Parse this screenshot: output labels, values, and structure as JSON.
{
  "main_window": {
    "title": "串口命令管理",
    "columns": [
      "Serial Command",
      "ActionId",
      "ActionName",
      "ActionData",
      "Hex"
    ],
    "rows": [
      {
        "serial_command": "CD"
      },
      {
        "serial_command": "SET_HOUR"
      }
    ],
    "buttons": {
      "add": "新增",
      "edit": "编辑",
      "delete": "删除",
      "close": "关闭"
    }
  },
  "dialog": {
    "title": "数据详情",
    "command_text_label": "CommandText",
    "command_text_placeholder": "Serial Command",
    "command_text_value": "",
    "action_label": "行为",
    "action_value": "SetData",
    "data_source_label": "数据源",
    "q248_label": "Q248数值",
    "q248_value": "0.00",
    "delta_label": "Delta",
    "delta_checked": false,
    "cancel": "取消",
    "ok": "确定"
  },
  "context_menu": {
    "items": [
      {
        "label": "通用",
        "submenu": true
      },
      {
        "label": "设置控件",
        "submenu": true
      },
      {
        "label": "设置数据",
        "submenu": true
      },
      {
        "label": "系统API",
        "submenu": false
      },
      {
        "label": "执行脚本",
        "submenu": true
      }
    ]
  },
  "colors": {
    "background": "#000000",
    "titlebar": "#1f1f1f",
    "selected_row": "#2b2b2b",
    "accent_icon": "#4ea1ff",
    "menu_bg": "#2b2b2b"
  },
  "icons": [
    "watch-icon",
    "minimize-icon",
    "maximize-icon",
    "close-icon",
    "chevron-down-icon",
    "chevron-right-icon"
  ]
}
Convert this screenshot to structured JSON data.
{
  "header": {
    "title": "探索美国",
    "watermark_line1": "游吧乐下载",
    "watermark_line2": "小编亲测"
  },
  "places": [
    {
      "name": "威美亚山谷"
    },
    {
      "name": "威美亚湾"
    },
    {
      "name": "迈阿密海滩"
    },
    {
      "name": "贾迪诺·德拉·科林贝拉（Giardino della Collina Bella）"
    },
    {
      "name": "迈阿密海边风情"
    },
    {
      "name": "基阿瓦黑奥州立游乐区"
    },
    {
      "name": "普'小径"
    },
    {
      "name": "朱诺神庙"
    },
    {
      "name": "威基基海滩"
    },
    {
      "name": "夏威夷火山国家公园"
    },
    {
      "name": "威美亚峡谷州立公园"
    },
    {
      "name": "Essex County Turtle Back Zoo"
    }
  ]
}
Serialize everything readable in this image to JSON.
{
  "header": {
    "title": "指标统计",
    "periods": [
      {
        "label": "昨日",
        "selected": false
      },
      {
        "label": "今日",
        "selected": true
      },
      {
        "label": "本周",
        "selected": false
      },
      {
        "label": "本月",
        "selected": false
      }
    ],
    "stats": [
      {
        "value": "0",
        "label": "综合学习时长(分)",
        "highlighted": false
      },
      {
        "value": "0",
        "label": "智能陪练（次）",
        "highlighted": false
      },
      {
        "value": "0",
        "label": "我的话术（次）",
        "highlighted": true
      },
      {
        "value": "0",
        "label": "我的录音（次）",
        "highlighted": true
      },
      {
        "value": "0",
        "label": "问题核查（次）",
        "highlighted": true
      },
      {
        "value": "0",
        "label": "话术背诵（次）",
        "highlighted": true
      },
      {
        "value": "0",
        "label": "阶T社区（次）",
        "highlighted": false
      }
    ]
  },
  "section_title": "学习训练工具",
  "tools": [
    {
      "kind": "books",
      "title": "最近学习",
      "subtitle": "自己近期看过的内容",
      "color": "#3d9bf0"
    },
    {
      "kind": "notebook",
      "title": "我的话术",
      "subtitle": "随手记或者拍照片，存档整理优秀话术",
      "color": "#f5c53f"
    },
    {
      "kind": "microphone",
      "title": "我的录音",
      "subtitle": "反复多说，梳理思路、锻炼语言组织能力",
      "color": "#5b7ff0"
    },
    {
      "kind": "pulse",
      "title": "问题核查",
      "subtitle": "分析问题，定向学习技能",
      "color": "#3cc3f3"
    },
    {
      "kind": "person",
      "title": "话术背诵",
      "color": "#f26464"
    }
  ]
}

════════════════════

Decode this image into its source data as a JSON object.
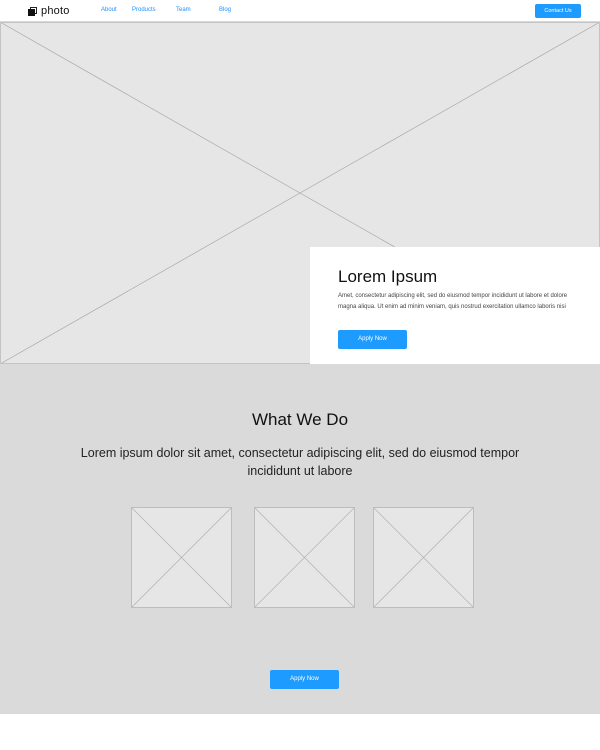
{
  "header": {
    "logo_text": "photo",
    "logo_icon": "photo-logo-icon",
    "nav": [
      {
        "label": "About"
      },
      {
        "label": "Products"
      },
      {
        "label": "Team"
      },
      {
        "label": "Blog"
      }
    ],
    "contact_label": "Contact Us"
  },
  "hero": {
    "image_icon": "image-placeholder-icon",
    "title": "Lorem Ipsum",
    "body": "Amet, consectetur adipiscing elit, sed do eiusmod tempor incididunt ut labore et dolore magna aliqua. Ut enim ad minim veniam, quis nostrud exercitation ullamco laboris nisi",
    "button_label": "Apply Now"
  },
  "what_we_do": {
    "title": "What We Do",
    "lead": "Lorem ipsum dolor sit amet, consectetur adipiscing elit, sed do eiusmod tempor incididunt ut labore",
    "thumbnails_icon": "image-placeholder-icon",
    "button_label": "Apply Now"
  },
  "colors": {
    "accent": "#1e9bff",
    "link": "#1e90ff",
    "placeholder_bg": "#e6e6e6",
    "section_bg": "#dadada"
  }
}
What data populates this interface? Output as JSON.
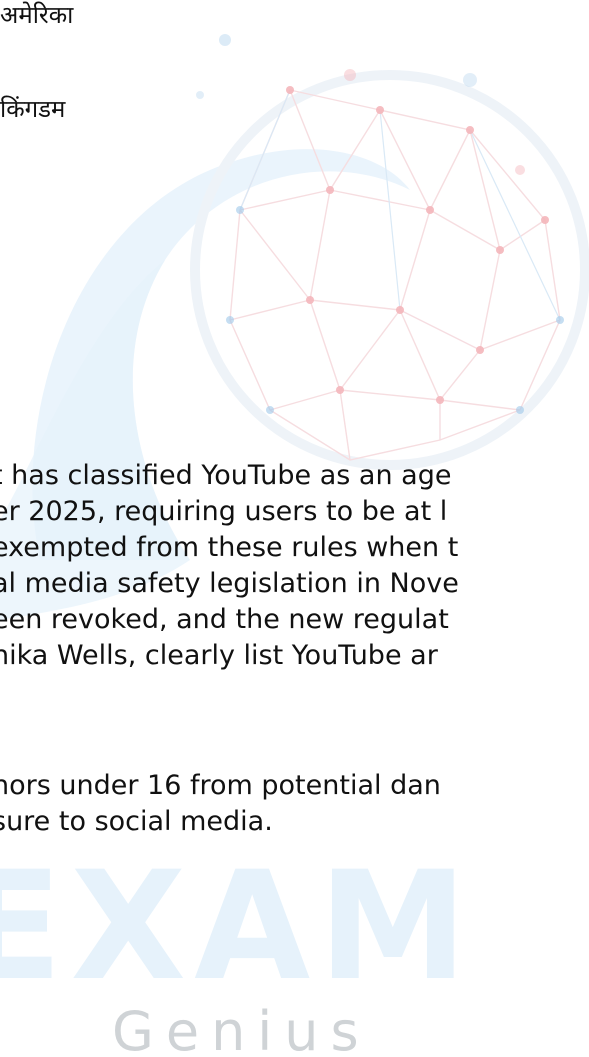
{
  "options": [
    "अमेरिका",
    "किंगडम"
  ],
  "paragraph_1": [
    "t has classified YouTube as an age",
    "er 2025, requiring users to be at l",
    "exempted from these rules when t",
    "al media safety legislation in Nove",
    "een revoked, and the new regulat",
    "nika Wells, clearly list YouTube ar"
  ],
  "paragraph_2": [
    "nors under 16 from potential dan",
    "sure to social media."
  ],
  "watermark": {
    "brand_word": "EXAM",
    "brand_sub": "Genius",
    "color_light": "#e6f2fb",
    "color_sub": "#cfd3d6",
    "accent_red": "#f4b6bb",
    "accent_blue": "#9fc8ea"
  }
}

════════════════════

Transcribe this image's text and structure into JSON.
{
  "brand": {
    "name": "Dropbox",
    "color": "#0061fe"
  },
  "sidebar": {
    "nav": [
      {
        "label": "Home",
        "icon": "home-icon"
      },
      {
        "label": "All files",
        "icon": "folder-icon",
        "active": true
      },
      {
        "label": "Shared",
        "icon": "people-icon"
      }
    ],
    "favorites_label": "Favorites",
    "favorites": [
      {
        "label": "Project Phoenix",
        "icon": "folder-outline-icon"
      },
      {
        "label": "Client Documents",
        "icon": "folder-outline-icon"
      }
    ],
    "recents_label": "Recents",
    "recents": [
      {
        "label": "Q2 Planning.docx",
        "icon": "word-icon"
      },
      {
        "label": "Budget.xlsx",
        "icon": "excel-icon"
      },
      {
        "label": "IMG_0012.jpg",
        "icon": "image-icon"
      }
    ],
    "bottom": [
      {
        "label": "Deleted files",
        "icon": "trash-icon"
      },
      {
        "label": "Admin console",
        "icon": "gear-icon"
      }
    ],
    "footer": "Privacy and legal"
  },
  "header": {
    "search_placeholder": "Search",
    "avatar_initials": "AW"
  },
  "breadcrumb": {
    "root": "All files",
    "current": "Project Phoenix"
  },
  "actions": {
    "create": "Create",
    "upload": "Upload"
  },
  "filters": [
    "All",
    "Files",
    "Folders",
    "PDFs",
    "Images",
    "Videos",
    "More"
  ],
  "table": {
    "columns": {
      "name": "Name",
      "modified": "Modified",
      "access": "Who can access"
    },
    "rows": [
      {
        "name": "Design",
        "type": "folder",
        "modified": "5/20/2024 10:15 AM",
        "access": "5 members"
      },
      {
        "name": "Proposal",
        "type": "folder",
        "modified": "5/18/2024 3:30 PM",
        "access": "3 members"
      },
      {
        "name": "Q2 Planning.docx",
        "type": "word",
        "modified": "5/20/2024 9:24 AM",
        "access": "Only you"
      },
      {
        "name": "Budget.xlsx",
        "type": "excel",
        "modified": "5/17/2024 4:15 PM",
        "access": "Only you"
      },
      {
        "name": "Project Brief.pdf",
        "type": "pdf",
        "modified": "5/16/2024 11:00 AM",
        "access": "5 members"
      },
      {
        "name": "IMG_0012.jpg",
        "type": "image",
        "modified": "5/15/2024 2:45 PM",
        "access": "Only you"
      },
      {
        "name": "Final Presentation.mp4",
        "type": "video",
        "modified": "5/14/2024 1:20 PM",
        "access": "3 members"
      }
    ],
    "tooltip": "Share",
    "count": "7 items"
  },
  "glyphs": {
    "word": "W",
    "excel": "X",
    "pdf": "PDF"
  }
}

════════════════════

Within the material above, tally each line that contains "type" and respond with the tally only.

Your solution: 7